US Congress passes law to help Taiwan regain WHO status

The bill passed with unanimous support and is expected to be signed into law by US President Joe Biden.

President Tsai Ing wen surrounded by doctors and a nurse in white coats after getting her COVID-19 shot
China has stepped up efforts to isolate Taiwan internationally since Tsai Ing-wen (centre) became president [File: Ritchie B Tongo/EPA]

The US House of Representatives has unanimously passed legislation calling on the State Department to submit a plan to help Taiwan regain its observer status at the World Health Organization (WHO) in a rare show of bipartisan cooperation.

The House passed the bill 425 to 0 on Wednesday, after it passed the Senate last August.
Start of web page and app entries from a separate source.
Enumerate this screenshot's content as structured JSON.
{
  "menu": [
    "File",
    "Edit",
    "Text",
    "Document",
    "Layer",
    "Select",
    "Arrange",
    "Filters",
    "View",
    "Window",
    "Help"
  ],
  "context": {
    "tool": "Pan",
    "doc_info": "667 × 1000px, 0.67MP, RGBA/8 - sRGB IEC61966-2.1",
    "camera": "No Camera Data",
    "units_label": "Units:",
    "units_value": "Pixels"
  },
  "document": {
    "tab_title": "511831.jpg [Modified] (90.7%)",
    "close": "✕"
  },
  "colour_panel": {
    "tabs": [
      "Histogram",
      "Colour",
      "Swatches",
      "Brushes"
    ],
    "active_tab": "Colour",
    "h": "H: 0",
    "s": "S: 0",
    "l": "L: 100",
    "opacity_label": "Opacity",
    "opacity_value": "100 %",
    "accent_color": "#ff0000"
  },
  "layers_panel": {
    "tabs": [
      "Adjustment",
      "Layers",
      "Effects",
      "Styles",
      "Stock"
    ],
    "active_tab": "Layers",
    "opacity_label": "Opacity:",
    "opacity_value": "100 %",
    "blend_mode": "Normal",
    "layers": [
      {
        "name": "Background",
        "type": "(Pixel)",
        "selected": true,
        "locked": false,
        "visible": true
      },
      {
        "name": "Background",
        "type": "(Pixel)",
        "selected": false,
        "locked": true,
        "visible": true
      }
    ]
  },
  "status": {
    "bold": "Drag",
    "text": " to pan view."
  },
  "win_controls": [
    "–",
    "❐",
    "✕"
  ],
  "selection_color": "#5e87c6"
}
It will now go to the White House where President Joe Biden is expected to sign the measure into law.

Taiwan is excluded from most global organisations such as the WHO, the United Nations health agency, because of objections from Beijing, which considers the island part of its territory and not a separate country.

The measure directs the secretary of state to establish a strategy for obtaining observer status at the World Health Assembly, the decision-making body of the WHO.

Taiwan was stripped of that status in 2017, after Tsai Ing-wen was elected president.

Beijing sees Tsai as a separatist and has stepped up pressure on the island since she took office, seeking to limit Taipei’s participation not only in the WHO but in other non-political organisations such as the International Civil Aviation Organization (ICAO).

The number of countries with which Taiwan has maintained formal diplomatic relations has also shrunk since Tsai became president – with just 15 states currently recognising Taipei over Beijing.

Urging support for the bill, Democratic Representative Gerry Connolly praised Taiwan’s response to the COVID-19 pandemic, noting that it had only 37,000 confirmed cases despite a population of 23.5 million, and that it shared expertise and donated protective equipment internationally.

“Taiwan’s leadership and contribution to global health security demonstrate why it ought to be part of the general conversation on public health,” he said.

Taiwan’s foreign ministry expressed its thanks for the US support, saying the government was continuing efforts to be able to take part this year.

China has already indicated it will not support Taiwan’s participation at this year’s assembly.

Taiwan campaigned hard for an observer seat at the 2021 assembly but was unsuccessful.

Source: Al Jazeera, Reuters